Bob Stanley has a new book just out (Let's Do It - about the prehistory of pop, it looks really interesting). But he also has a new compilation out - or perhaps I should say collection, as it's focused on a single artist: John Barry. The More Things Change: Film, TV & Studio Work 1968-1972 is a great-sounding slab of peak JB.
Reading Bob's liner note, I was fascinated to learn that the teenage Barry's love of soundtracks was ignited through his dad's being the owner of a chain of cinemas. He'd sit in the projection room of the York Rialto, assimilating the emotional grammar of film music through exposure to scores and scores of scores.
Another thing that caught my eye was Bob's reference to Walkabout as "possibly the most beautiful John Barry score of all." Now this happens to be my fervent belief, but it's a conviction based mostly on pure faith, since I've not done the exhaustive study of the JB uuurv that Bob's done. So that was reassuring!
The More Things Change includes two selections from the Walkabout OST (mystifyingly never released at the time, it existed briefly as a bootleg some years after the event, then came out as proper reissue in 2016) and they are "Theme from Walkabout," a shatteringly poignant piece that can reduce me to a blubbering mess, and "The Children", stirring and pure-hearted. Here's what I wrote about Walkabout for Pitchfork's best soundtracks / best scores lists of a few years ago:
In Nicolas Roeg’s 1971 film, two British children stranded in the outback are rescued and guided back to “civilization” by an indigenous Australian boy. Scare quotes around the C-word, for Walkabout is a rhapsodic elegy for Nature and our lost innocence. Because there’s only sporadic dialogue (Roeg described the script as “a fourteen-page prose poem”) and the 6-year-old brother and his teenage sister have been brought up in typically post-Empire stiff-upper-lip fashion, nearly all the emotional eloquence in the movie is supplied by the score. Waltjinju Bandilil’s eerie didgeridoo and Stockhausen’s disorienting tape-piece Hymnen conjure the unknowable majesty of the arid landscape and its scorching extremes of weather. But it’s veteran film composer John Barry who establishes the prevailing mood with his piercingly poignant orchestrations. A stirring choral theme redolent of a school song, “The Children” evokes the simple-hearted hope and accepting obedience with which kids face the world. The horn fanfares of “The Journey” conjure a storybook adventure air, mirroring the way that the youngest child in particular processes their predicament. Above all, there’s the recurring main theme, a patient pulse of plinky harpsichord over which wistful woodwinds pipe and tender violins soar and swoop, like a kite whose strings are tugging at your heart not your hands.

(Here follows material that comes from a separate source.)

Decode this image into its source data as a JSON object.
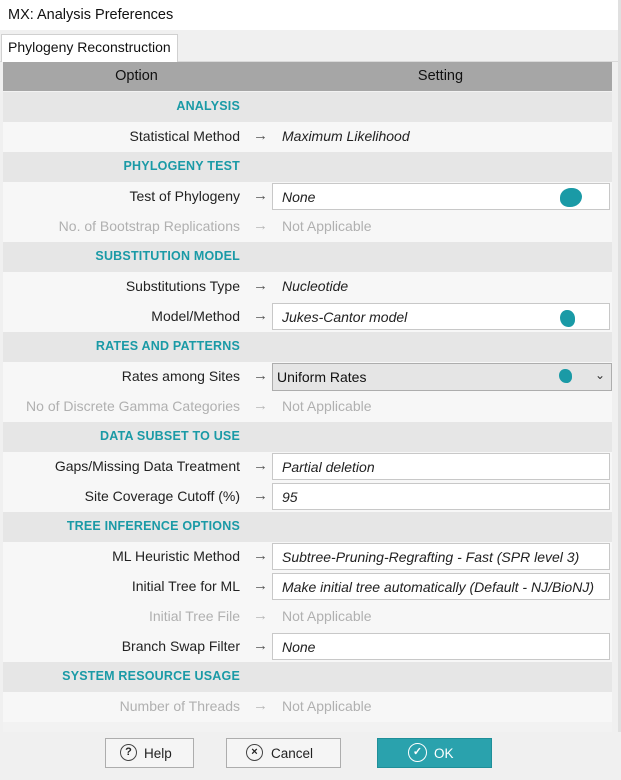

Here are the other blurbs - in their original director's cut form - that I did for the movies Performance, Solaris, Blade Runner, and McCabe & Mrs. Miller.